How Far Do You Have to Walk to Access Red Rocks Amphitheater?

Colorado summer is in full swing! As locals, we know the summer can linger into mid-fall, and we have plenty of more sunshine to come. Many of us here take advantage of the gorgeous weather by hiking, biking, fishing, tubing, enjoying live music, and countless other outdoor activities. Even non Colorado residents can recognize how lucky we are to have great natural assets and frequently visit our colorful state to take advantage of many of these outdoor activities. As far as enjoying live music goes, Denver is home to one of the nation’s best parks and music venues, Red Rocks Amphitheater, in Morrison, CO.

Similar to the other outdoor activities in Colorado, accessibility can always be a challenge. With an estimated 750,000 visitors trekking to Red Rocks each year (source: Denver Post), visitors wonder how they are going to access the amphitheater and commonly ask questions like “Where is the best place to park?” and “Which is the best path to take into the venue?”

A 3D model created in Surfer of Red Rocks amphitheater using LiDAR and aerial imagery download from the USGS
A 3D model created in Surfer of Red Rocks amphitheater using LiDAR and aerial imagery download from the USGS.
3D model of the South Parking Lot at Red Rocks Amphitheatre created in Surfer
A 3D view of the Red Rocks Amphitheater from the lower south parking lot. This is the farthest parking area from the venue.

This blog should be a resource to help anyone who visits this beautiful landmark save their breath and take the shortest path in.

To create a 3D model of Red Rocks I began by gathering data from USGS’s Earth Explorer website . Within the venue, there are six different locations where you can get dropped off or park your car. To answer which location was the least effort to enter I decided to compare the distances from each of these parking lots to the center seating area of the amphitheater.

Creating Elevation Profiles of Red Rocks Amphitheatre

To create the 3D model in Surfer, I downloaded a LiDAR dataset from the Earth Explorer site, gridded it, and created a color relief map.

A NAIP image of the amphitheater was then draped over the model to give it a realistic appearance and to clearly identify the parking lots and paths into the venue. After the model was created, Surfer’s Profile tool was ideal to measure how much vertical and linear distance there is between the 6 different parking lots and the center of the amphitheater. You can see the model and profile comparisons to the right.

Elevation profile map of the entrances to Red Rocks Amphitheatre in Colorado

I was able to easily compare the routes into the venue from all five different parking lots using the model above. As you can see, the profile tool was able to depict the distance to travel for the comparison, but more importantly, the amount of vertical distance a visitor must trek to get into the venue. This is especially important for visitors from sea level.

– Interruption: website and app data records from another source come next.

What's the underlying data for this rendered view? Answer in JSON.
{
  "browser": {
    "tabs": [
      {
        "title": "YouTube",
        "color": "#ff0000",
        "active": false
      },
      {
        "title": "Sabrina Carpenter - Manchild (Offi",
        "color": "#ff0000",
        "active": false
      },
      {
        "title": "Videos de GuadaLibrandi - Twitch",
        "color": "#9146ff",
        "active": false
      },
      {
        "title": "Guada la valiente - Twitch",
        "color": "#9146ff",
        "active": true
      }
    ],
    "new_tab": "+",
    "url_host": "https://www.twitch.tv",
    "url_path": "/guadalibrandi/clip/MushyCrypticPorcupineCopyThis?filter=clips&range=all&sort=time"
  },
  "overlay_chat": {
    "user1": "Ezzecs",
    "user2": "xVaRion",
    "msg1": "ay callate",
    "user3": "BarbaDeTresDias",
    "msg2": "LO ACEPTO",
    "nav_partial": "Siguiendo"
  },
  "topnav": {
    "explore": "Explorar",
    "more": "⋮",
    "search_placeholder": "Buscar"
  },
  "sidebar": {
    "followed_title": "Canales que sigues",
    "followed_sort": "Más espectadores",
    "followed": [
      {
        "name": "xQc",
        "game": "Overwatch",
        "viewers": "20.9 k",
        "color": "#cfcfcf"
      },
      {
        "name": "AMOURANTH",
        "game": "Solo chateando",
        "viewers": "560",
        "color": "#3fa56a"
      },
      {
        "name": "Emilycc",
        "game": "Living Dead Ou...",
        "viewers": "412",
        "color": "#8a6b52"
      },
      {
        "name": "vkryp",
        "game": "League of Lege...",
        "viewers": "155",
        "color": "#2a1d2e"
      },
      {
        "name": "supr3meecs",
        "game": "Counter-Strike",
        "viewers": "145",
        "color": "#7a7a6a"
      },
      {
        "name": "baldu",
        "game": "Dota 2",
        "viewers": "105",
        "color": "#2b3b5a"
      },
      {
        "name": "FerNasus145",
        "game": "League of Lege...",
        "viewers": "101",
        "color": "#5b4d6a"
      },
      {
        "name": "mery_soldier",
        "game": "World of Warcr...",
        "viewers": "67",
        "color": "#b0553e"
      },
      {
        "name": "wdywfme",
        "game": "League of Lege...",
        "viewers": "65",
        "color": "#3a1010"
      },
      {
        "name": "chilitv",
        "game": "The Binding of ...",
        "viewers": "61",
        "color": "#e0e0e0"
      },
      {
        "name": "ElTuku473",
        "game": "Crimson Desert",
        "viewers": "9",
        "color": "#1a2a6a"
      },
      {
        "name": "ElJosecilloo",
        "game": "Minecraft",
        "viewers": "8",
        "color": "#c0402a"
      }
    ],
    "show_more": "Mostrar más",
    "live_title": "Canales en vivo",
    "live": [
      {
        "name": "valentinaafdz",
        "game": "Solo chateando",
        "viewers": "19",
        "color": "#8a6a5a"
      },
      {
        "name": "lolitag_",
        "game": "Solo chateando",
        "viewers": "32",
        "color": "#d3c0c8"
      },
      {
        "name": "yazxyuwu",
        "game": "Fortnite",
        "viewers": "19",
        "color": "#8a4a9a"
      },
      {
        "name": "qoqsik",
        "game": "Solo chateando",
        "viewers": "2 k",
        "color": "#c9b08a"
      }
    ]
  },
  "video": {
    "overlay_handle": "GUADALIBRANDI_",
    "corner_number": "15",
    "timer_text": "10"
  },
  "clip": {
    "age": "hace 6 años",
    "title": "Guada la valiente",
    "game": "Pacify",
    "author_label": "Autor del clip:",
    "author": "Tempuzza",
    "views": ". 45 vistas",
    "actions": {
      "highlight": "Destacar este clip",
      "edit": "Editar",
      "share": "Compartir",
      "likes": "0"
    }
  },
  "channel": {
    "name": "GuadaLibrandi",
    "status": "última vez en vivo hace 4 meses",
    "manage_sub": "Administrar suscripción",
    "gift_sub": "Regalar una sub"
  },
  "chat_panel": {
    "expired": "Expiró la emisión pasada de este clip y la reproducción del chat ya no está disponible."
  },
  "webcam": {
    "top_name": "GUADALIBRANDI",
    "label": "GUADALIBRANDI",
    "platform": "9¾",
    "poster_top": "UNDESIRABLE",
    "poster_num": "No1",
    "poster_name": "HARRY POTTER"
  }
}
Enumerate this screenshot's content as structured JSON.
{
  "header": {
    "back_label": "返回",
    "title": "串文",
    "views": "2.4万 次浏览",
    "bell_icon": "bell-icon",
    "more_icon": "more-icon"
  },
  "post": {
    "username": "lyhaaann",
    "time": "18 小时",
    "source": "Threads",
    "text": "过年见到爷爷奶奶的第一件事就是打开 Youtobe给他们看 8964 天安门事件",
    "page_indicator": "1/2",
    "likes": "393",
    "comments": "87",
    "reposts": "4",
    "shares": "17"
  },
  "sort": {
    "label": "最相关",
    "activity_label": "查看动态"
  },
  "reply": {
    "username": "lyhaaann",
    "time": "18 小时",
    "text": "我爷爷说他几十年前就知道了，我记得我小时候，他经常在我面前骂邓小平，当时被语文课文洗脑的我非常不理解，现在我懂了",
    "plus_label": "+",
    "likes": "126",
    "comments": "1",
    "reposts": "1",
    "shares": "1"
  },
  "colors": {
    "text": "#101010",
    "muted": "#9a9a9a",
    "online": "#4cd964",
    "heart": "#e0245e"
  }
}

Based on these findings, if you park in the Lower South parking lot you will have by far the furthest distance and most vertical to travel and enter the amphitheater. Compare this with parking in the Upper North parking lot, where the elevation profile shows you will have a much shorter travel time into the venue.

Hopefully this blog can serve as a resource the next time you are trying to decide where to park or get dropped off at Red Rocks park! If you’d like my advice, arrive early and park in the Upper North Lot. Based on this map it is the least effort, and take my word… it has the best tailgate.

Share this post